MPIC considers delisting from PSE

Metro Pacific Investments Corporation’s possible voluntary delisting from the Philippine Stock Exchange is among the options being discussed by the firm’s board of directors due to the low market price of its shares.

In a disclosure to the bourse, MPIC said it “discusses several options available to it for the benefit of the company and its stakeholders, and among the options considered is the delisting of MPIC’s shares.”

It stressed though that, “While delisting as an option is being discussed, no final decision has been made. Furthermore... MPIC has not entered into any definitive agreement relating to the acquisition of its shares by an investor.”
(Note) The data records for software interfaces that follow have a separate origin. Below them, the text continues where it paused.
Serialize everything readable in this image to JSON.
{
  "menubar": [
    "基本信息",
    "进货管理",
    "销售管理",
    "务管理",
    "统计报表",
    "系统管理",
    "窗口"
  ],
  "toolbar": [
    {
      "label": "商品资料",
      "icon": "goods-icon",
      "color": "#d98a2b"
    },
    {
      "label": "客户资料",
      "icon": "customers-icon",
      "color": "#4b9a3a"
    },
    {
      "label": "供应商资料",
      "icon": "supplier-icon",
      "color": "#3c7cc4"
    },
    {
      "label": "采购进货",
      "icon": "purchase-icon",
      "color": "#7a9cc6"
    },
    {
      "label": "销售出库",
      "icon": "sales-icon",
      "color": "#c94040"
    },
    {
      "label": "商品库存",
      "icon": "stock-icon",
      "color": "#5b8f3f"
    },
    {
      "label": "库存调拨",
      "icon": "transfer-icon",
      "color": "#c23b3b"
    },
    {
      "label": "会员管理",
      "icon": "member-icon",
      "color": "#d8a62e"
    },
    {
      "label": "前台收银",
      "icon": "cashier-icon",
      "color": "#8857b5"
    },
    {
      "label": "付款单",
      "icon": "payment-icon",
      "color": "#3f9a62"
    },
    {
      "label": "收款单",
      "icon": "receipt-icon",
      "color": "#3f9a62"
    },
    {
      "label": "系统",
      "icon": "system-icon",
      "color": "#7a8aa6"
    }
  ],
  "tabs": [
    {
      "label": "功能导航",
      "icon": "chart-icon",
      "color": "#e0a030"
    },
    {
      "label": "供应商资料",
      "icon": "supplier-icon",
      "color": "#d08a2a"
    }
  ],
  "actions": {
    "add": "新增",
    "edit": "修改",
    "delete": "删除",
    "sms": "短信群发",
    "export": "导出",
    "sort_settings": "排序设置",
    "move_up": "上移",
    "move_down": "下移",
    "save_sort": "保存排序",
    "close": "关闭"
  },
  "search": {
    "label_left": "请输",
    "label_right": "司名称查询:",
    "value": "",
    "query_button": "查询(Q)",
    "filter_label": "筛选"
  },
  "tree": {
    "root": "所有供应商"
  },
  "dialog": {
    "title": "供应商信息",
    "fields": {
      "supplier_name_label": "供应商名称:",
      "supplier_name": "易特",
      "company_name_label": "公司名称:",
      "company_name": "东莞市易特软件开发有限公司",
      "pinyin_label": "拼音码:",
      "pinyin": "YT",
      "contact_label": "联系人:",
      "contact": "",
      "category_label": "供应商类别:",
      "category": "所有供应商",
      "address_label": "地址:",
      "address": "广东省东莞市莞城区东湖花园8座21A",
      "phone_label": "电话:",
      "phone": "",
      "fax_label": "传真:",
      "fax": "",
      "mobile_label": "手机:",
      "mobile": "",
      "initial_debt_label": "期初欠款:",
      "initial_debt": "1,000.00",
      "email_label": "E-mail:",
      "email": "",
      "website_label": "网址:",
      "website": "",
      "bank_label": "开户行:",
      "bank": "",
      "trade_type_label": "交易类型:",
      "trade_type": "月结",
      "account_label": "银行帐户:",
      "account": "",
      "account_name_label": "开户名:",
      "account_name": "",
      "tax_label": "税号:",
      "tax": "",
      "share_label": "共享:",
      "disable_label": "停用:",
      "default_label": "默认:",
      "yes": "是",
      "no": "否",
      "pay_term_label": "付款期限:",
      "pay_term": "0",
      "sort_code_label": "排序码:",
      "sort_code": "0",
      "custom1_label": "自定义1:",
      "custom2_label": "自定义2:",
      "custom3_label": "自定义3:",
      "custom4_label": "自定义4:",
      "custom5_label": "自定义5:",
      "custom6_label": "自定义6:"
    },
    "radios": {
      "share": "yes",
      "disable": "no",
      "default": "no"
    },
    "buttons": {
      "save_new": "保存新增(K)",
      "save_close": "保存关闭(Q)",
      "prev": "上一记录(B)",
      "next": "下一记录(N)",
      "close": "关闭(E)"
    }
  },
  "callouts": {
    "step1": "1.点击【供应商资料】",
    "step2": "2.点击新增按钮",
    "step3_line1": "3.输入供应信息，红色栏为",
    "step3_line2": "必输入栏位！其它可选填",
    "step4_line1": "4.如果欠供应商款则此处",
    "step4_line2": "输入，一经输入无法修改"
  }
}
The disclosure is being made in response to reports that a giant Japanese conglomerate is acquiring a substantial stake in the MPIC and MPIC will soon be delisting from the PSE.

MPIC’s share price has recently hit P4.18 per share, its highest in one year, from its low of P3.14 per share in the last 12 months. As of this writing, the stock has risen by more than 5.5 percent at P4.00 per share and an intraday range of P3.80 to P4.02 per share.

The stock has seen renewed buying interest following talks for the entry of a strategic investor and its possible delisting.

MPIC reported that its attributable net income inched up 4 percent to P16.4 billion in the first nine months of 2022 from the P15.74 billion earned in the same period of 2021.

According to MPIC Chief Finance, Risk and Sustainability Officer Chaye A. Cabal–Revilla, consolidated core net income grew 25 percent growth to P11.8 billion for the first nine months of 2022 from P9.5 billion a year earlier.

She said “Improved financial and operating results of the constituent companies delivered a 17 percent increase in contribution from operations, mainly driven by a strong recovery in toll road traffic, growth in power consumption, and increase in billed water volumes.”

Power accounted for P8.9 billion or 58 percent of net operating income; Toll Roads contributed P4.1 billion or 26 percent; Water contributed P2.2 billion or 15 percent; and the other businesses, mainly Real Estate, Hospitals, Fuel storage, and Light Rail, contributed P153 million.